Why did Descartes hold to a dualism of the mental and the physical? We shall look at two of his arguments. A helpful way of understanding these arguments is by looking first at a law formulated after Descartes time by the German philosopher Leibniz (1646-1716). It is known by the name “the identity of indiscernibles” and states that for any x and y, if x and y have all the same properties, then x is identical to y. This implies a test for non-identity or difference: if we can find one thing true of x that is not true of y or vice versa, then x is not identical to y. Applied to the philosophy of mind this means that if we can find one thing true of mind that is not true of body then they are not the same. It should be noted though that this way of arguing will only support substance dualism if in the background we assume an understanding of the world as made up of substances with their properties.

The first argument we shall look at is the argument from doubt. Descartes sceptical arguments lead him to global scepticism where nothing seems to have any certainty at all. Yet at this point he finds that he cannot doubt that he is thinking and so existing. So at this point Descartes doubts the existence of his body; however he cannot doubt that he exists as a thinking thing. Therefore, by Leibniz’s law, this thinking thing must be distinct from the body.

Here is how Descartes argues:

Seeing that I could pretend that I had no body and that there was no world nor any place where I was, but that I could not pretend, on that account, that I did not exist … on the contrary, from the very fact that I thought about doubting the truth of other things, it followed very evidently and certainly that I existed … From this I knew that I was a substance the whole essence or nature of which was merely to think, and which, in order to exist, needed no place and depended on no material things. Thus this ‘I’ … is entirely distinct from the body”

Antoine Arnauld (1612-1694), a renowned theologian and philosopher, responded to many of Descartes arguments at his request. To this argument he formulated a parallel argument which he believed showed the flaw in Descartes reasoning. Arnauld’s argument concerns the properties of a right-angled triangle and proceeds by saying that while I may not be able to doubt certain essential features of the triangle, such that it is three-sided, I may well doubt (especially if not practiced in geometry) that the triangle possesses the Pythagorean property (that the square of the hypotenuse is equal to the sum of the squares on the other two sides). If Descartes arguments worked then in this analogous argument the result would be that the triangle does not possess the Pythagorean property, a result which is absurd.

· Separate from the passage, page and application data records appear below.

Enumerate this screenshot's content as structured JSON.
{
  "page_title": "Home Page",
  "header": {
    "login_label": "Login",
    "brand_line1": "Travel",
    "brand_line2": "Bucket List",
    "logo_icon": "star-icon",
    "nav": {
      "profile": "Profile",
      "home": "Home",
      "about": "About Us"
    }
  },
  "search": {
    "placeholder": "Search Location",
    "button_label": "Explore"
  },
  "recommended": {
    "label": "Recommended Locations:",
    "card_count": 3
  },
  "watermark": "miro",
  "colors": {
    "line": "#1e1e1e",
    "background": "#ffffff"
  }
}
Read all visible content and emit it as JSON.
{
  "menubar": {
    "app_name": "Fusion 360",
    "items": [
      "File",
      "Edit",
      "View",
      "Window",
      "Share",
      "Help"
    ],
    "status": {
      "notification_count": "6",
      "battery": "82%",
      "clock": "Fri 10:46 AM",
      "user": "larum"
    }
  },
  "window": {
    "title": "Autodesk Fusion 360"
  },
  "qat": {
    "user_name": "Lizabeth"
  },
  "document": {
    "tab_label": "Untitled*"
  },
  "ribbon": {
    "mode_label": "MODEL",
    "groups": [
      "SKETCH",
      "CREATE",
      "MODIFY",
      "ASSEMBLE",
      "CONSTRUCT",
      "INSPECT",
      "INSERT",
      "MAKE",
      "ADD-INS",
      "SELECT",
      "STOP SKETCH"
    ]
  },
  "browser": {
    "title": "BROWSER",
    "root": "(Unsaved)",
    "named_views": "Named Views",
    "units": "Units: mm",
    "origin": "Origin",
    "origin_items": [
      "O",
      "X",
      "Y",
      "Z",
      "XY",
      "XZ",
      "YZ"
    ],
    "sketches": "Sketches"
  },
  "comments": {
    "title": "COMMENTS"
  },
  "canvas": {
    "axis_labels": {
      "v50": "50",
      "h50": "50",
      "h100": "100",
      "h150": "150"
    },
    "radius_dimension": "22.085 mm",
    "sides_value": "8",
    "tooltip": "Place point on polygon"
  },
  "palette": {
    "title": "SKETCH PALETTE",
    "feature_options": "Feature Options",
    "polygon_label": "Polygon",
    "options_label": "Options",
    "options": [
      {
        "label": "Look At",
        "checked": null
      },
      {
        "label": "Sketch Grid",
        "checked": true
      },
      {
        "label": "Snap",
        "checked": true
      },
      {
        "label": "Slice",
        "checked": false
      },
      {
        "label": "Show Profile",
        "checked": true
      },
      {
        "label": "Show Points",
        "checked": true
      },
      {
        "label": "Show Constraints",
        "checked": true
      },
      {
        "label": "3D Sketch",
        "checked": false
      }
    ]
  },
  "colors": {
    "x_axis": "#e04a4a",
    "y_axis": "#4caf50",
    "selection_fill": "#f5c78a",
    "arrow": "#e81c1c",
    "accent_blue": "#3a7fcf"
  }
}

The problem with Descartes reasoning would therefore seem to be that what one knows with certainty or what one doubts reflects the intellectual condition of the thinker and therefore is not sure guide to the nature of the object being thought about.

Descartes reply was that this objection comes too early in the argument. The argument from doubt only suggests that we seem to be only a thinking thing. Later Descartes argues that we are, objectively, only a thinking thing and then gives his argument from clear and distinct perception:

“The fact that I can clearly and distinctly understand one thing apart from another is enough to make me certain that the two things are distinct, since they are capable of being separated at least by God … This, simple by knowing that I exist and seeing at the same time that absolutely nothing else belongs to my nature or essence except that I am a thinking thing, I can infer correctly that my essence consists solely in the fact that I am a thinking thing … accordingly, it is certain I am really distinct from my body, and can exist without it.”

Many have objected that the move from “I only know that I am a thinking thing” to “I know that I am only a thinking thing” is not fully argued by Descartes. However Descartes also questions whether Arnauld’s argument is really parallel to this own. Descartes’ argument is based upon the claim that one cannot doubt that one thinks, because to doubt is to think. Surely, though, it can be doubted that the figure in front of me is a right-angled triangle? Moreover, for Descartes, neither the triangle nor the Pythagorean property can be understood as substances and so cannot be thought to exist on their own.

Related LinksPhilosophy of mind, Distinctive features of the mind, Cartesian dualism